- _AIM OF THE TASK_: Each entry must appear in the answer exactly as it does here.

==================================================

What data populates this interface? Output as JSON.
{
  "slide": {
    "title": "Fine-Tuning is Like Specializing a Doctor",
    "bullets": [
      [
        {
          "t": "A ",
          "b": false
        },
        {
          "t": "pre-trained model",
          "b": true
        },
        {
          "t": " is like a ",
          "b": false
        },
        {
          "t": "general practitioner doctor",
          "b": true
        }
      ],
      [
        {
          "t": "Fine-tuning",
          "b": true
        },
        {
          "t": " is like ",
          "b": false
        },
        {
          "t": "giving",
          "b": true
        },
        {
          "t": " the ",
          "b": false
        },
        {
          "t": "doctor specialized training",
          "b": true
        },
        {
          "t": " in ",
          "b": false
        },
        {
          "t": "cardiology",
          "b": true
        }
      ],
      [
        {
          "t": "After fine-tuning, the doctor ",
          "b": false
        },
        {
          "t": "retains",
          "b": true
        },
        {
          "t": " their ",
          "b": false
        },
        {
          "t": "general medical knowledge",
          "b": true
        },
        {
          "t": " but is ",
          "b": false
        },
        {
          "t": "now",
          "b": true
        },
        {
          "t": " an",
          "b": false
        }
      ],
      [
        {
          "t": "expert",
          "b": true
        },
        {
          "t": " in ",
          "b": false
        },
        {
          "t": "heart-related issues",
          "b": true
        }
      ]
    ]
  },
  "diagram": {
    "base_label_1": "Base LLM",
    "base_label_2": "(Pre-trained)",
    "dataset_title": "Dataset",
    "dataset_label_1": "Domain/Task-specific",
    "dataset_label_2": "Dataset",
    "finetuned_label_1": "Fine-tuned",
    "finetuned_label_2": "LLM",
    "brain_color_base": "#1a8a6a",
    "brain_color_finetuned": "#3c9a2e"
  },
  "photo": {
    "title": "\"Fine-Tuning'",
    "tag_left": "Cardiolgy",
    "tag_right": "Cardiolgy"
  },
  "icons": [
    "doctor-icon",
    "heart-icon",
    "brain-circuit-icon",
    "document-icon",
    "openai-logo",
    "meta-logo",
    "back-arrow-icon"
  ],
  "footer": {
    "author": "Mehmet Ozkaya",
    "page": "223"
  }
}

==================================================

- _SOLUTION TO THE EXERCISE_:
What data populates this interface? Output as JSON.
{
  "slide": {
    "title": "Fine-Tuning is Like Specializing a Doctor",
    "bullets": [
      [
        {
          "t": "A ",
          "b": false
        },
        {
          "t": "pre-trained model",
          "b": true
        },
        {
          "t": " is like a ",
          "b": false
        },
        {
          "t": "general practitioner doctor",
          "b": true
        }
      ],
      [
        {
          "t": "Fine-tuning",
          "b": true
        },
        {
          "t": " is like ",
          "b": false
        },
        {
          "t": "giving",
          "b": true
        },
        {
          "t": " the ",
          "b": false
        },
        {
          "t": "doctor specialized training",
          "b": true
        },
        {
          "t": " in ",
          "b": false
        },
        {
          "t": "cardiology",
          "b": true
        }
      ],
      [
        {
          "t": "After fine-tuning, the doctor ",
          "b": false
        },
        {
          "t": "retains",
          "b": true
        },
        {
          "t": " their ",
          "b": false
        },
        {
          "t": "general medical knowledge",
          "b": true
        },
        {
          "t": " but is ",
          "b": false
        },
        {
          "t": "now",
          "b": true
        },
        {
          "t": " an",
          "b": false
        }
      ],
      [
        {
          "t": "expert",
          "b": true
        },
        {
          "t": " in ",
          "b": false
        },
        {
          "t": "heart-related issues",
          "b": true
        }
      ]
    ]
  },
  "diagram": {
    "base_label_1": "Base LLM",
    "base_label_2": "(Pre-trained)",
    "dataset_title": "Dataset",
    "dataset_label_1": "Domain/Task-specific",
    "dataset_label_2": "Dataset",
    "finetuned_label_1": "Fine-tuned",
    "finetuned_label_2": "LLM",
    "brain_color_base": "#1a8a6a",
    "brain_color_finetuned": "#3c9a2e"
  },
  "photo": {
    "title": "\"Fine-Tuning'",
    "tag_left": "Cardiolgy",
    "tag_right": "Cardiolgy"
  },
  "icons": [
    "doctor-icon",
    "heart-icon",
    "brain-circuit-icon",
    "document-icon",
    "openai-logo",
    "meta-logo",
    "back-arrow-icon"
  ],
  "footer": {
    "author": "Mehmet Ozkaya",
    "page": "223"
  }
}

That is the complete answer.